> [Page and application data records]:
******************************
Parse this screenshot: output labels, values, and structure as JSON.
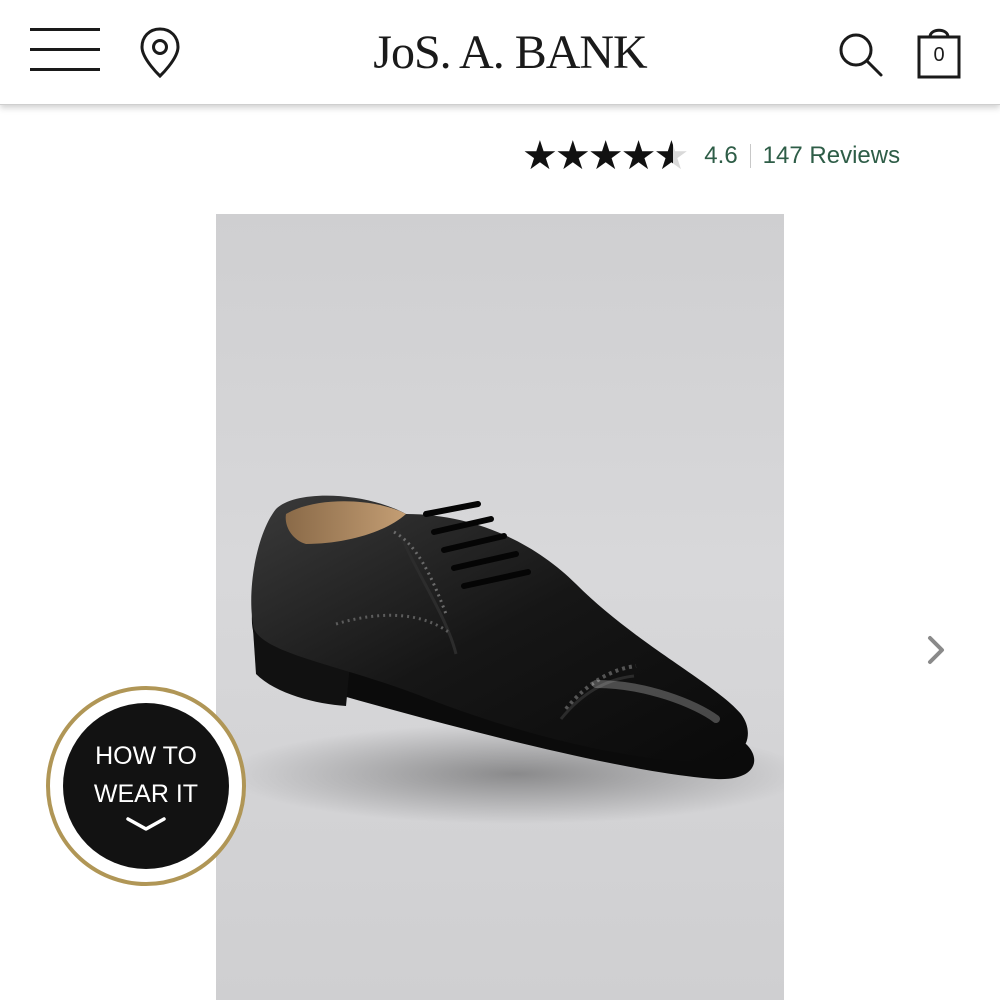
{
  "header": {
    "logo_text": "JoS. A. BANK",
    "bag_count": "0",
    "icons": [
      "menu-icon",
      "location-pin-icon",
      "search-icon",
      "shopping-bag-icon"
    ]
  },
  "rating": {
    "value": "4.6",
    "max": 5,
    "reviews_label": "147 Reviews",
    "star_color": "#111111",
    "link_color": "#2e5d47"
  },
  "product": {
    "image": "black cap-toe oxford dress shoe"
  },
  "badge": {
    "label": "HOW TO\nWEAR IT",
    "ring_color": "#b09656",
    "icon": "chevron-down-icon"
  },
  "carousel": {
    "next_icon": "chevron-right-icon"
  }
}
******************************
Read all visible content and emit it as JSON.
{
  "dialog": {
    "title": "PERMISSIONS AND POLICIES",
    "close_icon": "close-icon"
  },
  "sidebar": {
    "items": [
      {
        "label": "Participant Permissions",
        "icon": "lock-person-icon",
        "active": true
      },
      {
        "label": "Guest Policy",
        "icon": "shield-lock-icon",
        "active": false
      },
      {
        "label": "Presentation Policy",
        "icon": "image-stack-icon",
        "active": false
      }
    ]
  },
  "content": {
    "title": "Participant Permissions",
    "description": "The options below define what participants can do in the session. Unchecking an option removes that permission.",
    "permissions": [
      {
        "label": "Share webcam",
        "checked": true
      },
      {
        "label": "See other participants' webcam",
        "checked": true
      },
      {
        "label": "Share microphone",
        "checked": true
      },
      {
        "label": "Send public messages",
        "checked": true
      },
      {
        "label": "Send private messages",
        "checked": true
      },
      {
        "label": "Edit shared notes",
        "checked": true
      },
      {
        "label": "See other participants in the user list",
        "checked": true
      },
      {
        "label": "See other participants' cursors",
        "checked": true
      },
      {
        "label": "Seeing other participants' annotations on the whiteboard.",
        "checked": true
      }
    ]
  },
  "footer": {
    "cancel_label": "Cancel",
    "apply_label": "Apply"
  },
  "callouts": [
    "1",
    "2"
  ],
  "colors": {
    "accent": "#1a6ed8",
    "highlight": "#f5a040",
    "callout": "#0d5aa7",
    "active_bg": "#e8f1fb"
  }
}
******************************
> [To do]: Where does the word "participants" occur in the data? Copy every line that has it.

> [Answer box]:
    "description": "The options below define what participants can do in the session. Unchecking an option removes that permission.",
        "label": "See other participants' webcam",
        "label": "See other participants in the user list",
        "label": "See other participants' cursors",
        "label": "Seeing other participants' annotations on the whiteboard.",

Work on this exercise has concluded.